“Breathe properly. Stay curious. And eat your beets.” 
 Tom Robbins

Artificial Walnuts

The fortune cookie, as we know it, was invented for the San Francisco World Fair in the early twentieth century. Our Artificial Walnut predates that by about five centuries. Made in wooden molds with the imprint of the shell and the kernel, the sugary treat must have delighted both the old and the young. Filled with comfits of candies, caraway seeds, or filled with a motto or saying inside, it was like opening a treasure box.


The 1655 receipt from the A Queens Closet Open’d, is our basic gum paste recipe that we now use for decorating cakes, this has the addition of rose water for a pleasant taste. My forms are from the House on the Hill.  I added cinnamon to the paste to make the shell dark and left the kernel off white. They were fun to make. 

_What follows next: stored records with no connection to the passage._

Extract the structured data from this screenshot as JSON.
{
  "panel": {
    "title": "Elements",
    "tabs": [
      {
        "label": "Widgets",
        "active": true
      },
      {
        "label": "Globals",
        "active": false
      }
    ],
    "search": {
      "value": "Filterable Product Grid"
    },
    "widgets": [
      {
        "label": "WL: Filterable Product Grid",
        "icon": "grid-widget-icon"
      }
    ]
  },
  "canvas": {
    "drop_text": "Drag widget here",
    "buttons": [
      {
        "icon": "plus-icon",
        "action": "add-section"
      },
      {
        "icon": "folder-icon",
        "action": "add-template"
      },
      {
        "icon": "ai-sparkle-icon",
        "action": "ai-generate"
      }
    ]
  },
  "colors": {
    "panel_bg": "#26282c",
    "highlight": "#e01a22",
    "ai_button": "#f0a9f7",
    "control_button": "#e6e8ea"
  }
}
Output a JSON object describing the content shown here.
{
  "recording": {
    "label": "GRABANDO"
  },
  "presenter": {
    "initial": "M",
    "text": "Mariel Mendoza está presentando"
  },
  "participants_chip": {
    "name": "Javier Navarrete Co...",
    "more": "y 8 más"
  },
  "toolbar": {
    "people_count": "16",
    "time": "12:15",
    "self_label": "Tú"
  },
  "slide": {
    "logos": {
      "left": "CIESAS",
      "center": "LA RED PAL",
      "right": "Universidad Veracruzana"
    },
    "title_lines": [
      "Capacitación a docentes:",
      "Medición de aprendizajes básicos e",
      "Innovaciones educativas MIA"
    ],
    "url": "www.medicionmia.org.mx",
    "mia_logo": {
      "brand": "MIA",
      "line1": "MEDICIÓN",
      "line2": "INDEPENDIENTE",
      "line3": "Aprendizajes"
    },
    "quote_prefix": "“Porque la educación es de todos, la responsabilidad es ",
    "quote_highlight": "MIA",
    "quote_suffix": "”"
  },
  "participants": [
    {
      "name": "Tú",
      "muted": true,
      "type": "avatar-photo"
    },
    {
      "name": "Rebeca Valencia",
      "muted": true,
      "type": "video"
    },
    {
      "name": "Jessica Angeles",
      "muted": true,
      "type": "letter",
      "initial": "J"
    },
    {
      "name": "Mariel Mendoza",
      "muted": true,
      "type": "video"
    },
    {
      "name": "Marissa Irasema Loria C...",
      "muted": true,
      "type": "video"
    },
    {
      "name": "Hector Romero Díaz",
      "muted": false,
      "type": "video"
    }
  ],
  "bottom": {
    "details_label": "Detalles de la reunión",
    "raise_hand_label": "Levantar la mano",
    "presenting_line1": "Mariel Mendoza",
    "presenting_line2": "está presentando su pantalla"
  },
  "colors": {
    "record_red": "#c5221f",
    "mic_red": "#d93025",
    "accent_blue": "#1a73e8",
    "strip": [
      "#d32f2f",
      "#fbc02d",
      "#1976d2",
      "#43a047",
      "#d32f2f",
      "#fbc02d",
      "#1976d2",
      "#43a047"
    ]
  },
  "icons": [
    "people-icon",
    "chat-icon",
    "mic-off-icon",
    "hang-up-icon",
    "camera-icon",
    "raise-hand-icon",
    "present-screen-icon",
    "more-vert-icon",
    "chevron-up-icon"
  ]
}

I let them dry overnight and stuck them together with more gum paste and then tied a ribbon around them. I left a few kernels out and filled one shell with candied caraway seeds for the Kitchen talk. They are pretty little things, and, when I have time, I’ll make more and put them up in tins for a special occasion.


I’d like to pickle real green walnuts next.  Anyone know of a walnut tree near Portsmouth?


Cinnamon was so highly prized among ancient nations that it was regarded as a gift fit for monarchs and even for a god.